War for Our World
On October 30, 1938, listeners across the nation gathered around their radio sets to tune into a special Halloween broadcast of CBS. For those joining late, mentions of “explosions on Mars” and increasingly graphic descriptions of alien invaders struck them into panic. Thousands of frantic calls to local stations and emergency services interrupted the program, and, at the behest of government officials, CBS went to great lengths to calm the public’s fears—that it was just a dramatic rendition of H.G. Wells’ “War of the Worlds”. Of course, in hindsight, we comfort ourselves with the notion that such an event is the stuff of science fiction, and that we’d never be so gullible as to actually believe it was real.
Though, like all good fiction, “War of the Worlds” is rooted in truth. Wells’ inspiration for the novel came from the British colonization of the island of Tasmania off the coast of southern Australia. It was there that Aboriginal Tasmanians encountered what must’ve seemed to them like “aliens”. Thousands of years of isolation constructed a cultural time capsule lacking basic agriculture, metallurgy, pottery, and the bow and arrow. The fight was over before it began—there was simply nothing aborigines could do to match the technological prowess of their invaders. And unlike the book’s rendition, no pathogenic savior came forth, in fact, as is often the unfortunate case, the majority died of European diseases. The existential fear that gripped America on that night in 1938 was not twisted horror spawned from the realm of fiction, but rather an allegory for the brutal nature of reality that we’ve grown to ignore.
The fire of Civilization, our human spirit, flares brightly, but it wasn’t always this way. For much of our history, simply keeping the flame alight took everything we had. All around us, a storm raged, and out there, in the darkness, monsters lurked. For us to thrive, nature demanded something more. Brick by brick, we built shelter around our precious light—technology that allowed us to go forth to conquer the wilds, craft wonders, and stoke the flames ever higher. Though, while the fire is mesmerizing, and the warmth it brings makes life worth living, without the shelter shielding us from the elements and beasts, we’d be left with nothing but coals and darkness.
It’s this dilemma that forces us to make a choice; to stoke the fire or to protect it? Good times are measured by the height of the flames; bad times are measured by the strength of the walls.
The past couple of decades have certainly been good times, and many now mistake the fire as the sole source of security, ignoring the crumbling walls around them that make the facade possible to begin with. As I write this, Russia has amassed 100,000+ troops on the Ukrainian border, China continues to match its brazen domestic genocide with training exercises threatening the sovereignty of Taiwan, and we are still in a Global Pandemic after nearly two years, with no clear line of sight back to normalcy, if even achievable at all. Frantic, we shift critical production back to our shores, yet face looming obstacles in the form of demographic collapse and environmental externalities, not to mention our eroding domestic infrastructure. In spite of this, our asset markets surge as the Fed prints, while our institutional efficacy collapses under political detritus.

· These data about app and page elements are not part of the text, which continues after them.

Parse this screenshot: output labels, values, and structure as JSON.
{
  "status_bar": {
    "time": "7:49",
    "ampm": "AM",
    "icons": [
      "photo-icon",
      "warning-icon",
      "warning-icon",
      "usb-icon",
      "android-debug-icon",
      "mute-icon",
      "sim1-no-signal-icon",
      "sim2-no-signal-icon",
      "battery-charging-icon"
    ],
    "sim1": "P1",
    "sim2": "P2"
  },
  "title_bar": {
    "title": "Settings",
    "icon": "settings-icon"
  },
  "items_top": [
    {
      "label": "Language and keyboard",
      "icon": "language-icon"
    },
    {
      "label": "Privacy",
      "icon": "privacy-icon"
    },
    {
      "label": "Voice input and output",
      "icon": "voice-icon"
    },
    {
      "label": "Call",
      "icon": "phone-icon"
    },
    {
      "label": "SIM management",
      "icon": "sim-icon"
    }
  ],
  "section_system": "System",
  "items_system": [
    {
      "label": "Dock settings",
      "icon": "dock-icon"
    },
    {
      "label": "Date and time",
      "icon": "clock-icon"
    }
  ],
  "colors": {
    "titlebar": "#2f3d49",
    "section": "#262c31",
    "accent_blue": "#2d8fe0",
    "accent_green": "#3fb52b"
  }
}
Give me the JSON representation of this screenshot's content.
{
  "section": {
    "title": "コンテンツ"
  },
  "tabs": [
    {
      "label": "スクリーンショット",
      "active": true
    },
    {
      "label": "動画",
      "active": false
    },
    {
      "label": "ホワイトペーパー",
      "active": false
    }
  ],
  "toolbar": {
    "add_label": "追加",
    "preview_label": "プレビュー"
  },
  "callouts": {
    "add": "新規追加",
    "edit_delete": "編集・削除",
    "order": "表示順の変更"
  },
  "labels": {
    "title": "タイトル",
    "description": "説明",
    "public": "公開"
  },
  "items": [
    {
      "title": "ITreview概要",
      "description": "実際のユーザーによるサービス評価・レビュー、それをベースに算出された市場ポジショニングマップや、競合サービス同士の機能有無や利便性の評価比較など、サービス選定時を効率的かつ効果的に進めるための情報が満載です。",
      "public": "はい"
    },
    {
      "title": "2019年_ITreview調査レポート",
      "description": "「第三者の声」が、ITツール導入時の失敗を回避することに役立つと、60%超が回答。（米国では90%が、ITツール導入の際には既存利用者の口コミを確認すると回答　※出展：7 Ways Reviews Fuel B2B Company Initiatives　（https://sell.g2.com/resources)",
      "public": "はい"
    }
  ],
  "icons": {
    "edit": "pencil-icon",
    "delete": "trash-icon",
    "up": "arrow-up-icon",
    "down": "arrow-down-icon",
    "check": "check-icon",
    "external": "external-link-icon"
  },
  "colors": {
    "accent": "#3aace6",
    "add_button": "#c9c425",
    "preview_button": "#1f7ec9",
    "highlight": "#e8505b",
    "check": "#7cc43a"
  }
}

Today, I fear our most talented stand dazed and staring deep into the fire, warped by its allure. Increasingly abstract innovations define our modern world, but are no less supported by tangible achievements beneath the surface. The internet, social apps, media, art—the misplaced measuring stick of modernity, merely the delicate tip of the iceberg. To stoke the fire is the most human choice, and we are strongly incentivized to fan its flames. I don’t blame those who pursue it, yet by taking this beaten-down path, you must understand that you are putting civilization’s fate into someone else’s hands.
The storm continues to rage, as it always will, and there are still monsters to be slain: energy, industrial production, and biology. Perhaps, one day, we might even touch down and conquer the god of war. You don’t have to be the hero, but will you make the quest more achievable? Will you, by sheer effort, help bring forth new efficiencies, easing the toil endured by those strengthening the wall? Software and education are multipliers; where do you want to apply that force?
Feel free to return to optimizing ad algorithms and minting NFT collections, but take with you the conscious recognition that, when the roof collapses and we feel that frigid, uncaring cold once again, it wasn’t simply fate, but that the most talented of us chose to ignore what nature demands, hypnotized by the raging fire. It doesn’t take an alien invasion, just something unforeseen at our shores. Our brutal reality dictates a standing casus belli, for it’s in the moment that we forget this that there’s a knock at our door—a war for our world.